Guild says most senior move managers are in their 40s, 50s or 60s. Many
have a background in social work, and some have worked in retirement communities.
But that doesn't mean a younger person couldn't build a career in this
area. "I think a younger person could do it," Guild says, "but it would take
a bit of a mature worldview."
Senior move managers typically charge by the hour. Many give an estimate
on the total before they start. The hourly rate is based on several factors.
"A lot depends on the area you're in, the cost of living, and people's willingness
to pay for the service," says Stan Watkins. He's a senior move manager.
Guild says hourly fees for senior move managers tend to range from $30
to $75 an hour. Her company has handled moves for as little as $350 and as
much as $3,000.
Watkins has heard of hourly rates ranging from $25 to $60. Riley Keyes
charges by the project. She says the cost is typically $1,900 and up, including
the cost of the moving company.
Several factors are behind the growing demand for senior move managers.
The big one is the growing senior population. According to the Administration
on Aging, there were 39.6 million seniors in 2009. By 2030, that number will
grow to 79.1 million.
Those considering offering services to this expanding segment of our society
should be aware of the challenges. Seniors vary widely in their ability to
deal with change and stress. Helping clients deal with that stress can be
a difficult aspect of this career. Being sensitive and being a good listener
helps a lot.
Some seniors don't want to move, but have to for health or financial reasons.
"They have typically been in their home 30, 40, 50 years, and changing that
is difficult," says Lehman. "There are a lot of memories."
"We need to be good listeners," says Guild, "because our clients like to
tell us the stories of their things. Sometimes, if they can tell that story
one more time, it makes it easier to let go of the item. It's not just letting
go of a home, it's changing the way you live."
National Association of Senior Move Managers
More info about this new profession, including a directory of
senior move managers
Ten Downsizing and Moving Tips
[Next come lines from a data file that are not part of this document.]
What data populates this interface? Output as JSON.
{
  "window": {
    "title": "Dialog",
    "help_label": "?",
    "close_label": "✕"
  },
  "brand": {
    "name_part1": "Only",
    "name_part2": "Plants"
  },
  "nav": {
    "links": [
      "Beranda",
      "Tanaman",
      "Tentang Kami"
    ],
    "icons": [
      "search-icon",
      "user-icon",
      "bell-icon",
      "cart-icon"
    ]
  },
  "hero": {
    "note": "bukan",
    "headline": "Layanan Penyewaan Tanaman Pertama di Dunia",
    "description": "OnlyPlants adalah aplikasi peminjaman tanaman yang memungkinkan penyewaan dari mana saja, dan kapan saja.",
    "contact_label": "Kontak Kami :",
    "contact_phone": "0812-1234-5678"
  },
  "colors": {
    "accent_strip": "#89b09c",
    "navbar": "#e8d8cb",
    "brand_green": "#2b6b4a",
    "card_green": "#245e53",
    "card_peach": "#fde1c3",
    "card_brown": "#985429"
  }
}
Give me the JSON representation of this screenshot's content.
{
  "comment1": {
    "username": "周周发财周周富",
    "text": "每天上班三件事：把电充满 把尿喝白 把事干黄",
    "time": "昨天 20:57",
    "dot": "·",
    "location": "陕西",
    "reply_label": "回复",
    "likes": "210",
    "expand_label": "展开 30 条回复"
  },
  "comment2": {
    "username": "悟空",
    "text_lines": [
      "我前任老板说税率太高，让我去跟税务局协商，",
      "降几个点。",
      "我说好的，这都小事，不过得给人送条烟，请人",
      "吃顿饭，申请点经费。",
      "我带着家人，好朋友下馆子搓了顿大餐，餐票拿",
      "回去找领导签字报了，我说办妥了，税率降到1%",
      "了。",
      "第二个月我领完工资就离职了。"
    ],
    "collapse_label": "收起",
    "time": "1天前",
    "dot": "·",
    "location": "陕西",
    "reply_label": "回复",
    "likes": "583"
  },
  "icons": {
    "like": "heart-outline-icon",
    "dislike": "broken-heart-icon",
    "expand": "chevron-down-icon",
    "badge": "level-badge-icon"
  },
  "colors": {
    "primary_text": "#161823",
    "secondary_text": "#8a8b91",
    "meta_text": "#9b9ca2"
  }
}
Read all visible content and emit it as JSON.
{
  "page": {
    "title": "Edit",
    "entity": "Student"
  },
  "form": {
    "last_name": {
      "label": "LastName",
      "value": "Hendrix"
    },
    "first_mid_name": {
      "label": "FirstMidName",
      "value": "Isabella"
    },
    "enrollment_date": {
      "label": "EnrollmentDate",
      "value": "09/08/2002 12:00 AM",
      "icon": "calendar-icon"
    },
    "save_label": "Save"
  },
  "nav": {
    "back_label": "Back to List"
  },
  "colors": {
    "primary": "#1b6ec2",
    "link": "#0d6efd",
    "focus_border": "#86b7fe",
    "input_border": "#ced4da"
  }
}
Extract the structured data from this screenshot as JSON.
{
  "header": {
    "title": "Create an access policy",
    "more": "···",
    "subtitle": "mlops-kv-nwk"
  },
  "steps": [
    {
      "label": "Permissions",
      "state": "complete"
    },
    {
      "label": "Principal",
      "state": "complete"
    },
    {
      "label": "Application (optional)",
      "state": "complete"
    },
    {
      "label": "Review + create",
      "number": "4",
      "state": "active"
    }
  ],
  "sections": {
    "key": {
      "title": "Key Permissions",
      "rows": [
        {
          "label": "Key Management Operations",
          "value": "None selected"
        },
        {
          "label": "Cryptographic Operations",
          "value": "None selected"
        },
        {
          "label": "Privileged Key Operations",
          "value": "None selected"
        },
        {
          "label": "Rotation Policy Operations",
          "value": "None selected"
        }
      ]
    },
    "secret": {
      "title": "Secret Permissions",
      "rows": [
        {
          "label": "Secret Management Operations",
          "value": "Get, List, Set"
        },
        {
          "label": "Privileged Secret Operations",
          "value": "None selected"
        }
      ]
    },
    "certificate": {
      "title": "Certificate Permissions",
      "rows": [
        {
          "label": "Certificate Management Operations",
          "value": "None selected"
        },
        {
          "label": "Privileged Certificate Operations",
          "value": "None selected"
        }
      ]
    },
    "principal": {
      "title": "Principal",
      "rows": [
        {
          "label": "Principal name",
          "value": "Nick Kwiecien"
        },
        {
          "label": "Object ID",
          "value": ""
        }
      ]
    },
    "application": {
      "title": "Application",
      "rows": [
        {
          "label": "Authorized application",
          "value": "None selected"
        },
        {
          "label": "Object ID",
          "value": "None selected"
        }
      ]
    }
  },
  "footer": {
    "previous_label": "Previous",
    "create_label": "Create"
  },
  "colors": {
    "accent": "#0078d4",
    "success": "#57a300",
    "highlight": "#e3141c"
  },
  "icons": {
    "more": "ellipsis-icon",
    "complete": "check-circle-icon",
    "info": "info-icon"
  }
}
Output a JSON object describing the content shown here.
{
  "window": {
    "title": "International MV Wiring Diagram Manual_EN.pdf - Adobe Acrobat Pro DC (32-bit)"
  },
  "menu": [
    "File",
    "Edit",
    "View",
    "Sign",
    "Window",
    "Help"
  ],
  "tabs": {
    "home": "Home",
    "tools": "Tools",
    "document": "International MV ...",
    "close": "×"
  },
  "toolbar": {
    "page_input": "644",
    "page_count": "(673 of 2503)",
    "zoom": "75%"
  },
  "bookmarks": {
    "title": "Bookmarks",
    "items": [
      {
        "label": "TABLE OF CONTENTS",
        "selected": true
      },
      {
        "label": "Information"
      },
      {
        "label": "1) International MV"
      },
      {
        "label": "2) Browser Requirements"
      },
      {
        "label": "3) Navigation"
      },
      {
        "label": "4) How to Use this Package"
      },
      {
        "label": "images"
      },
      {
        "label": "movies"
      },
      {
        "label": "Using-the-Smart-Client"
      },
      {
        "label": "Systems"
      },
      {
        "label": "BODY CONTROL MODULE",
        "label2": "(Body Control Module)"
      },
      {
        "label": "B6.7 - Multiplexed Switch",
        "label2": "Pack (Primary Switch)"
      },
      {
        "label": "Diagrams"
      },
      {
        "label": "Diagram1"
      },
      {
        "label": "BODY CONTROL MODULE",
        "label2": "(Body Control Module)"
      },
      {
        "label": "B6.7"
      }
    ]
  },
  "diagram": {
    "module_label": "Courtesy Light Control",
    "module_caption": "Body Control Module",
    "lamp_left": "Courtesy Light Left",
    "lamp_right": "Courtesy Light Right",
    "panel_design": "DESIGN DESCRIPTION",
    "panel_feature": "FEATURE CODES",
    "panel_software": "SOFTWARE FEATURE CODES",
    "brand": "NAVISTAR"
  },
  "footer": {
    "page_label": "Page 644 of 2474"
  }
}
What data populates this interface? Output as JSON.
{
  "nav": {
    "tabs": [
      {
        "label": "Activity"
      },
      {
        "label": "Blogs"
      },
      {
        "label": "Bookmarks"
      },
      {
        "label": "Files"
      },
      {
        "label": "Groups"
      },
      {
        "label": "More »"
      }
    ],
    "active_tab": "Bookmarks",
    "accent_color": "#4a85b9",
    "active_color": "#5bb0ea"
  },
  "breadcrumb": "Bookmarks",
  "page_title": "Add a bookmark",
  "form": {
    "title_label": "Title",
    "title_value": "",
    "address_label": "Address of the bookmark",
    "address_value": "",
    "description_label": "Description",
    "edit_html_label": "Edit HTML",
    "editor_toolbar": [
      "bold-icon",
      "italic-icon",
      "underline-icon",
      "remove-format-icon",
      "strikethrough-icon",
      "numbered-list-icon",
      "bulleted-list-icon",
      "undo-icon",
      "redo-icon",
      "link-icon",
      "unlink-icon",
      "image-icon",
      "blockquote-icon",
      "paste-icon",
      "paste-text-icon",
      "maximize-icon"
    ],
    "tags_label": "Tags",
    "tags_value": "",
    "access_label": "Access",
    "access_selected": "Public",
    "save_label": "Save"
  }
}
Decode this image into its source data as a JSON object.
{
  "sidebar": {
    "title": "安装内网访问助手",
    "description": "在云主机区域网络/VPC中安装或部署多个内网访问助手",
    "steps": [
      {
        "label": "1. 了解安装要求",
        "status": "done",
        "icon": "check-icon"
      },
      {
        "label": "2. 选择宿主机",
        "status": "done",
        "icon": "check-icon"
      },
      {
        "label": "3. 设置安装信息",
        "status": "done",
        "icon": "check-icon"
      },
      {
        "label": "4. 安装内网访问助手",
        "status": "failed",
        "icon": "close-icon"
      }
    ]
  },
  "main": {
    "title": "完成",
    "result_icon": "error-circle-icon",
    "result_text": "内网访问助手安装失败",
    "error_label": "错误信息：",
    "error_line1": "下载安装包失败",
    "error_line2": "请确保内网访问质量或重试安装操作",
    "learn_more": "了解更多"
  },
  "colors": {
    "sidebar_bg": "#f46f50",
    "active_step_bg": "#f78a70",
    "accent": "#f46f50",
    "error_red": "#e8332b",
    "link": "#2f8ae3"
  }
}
Learn how to have a smoother move
Federal Interagency Forum on Aging-Related Statistics
Back to Career Cluster
A detailed look at the fastest growing age group in the U.S.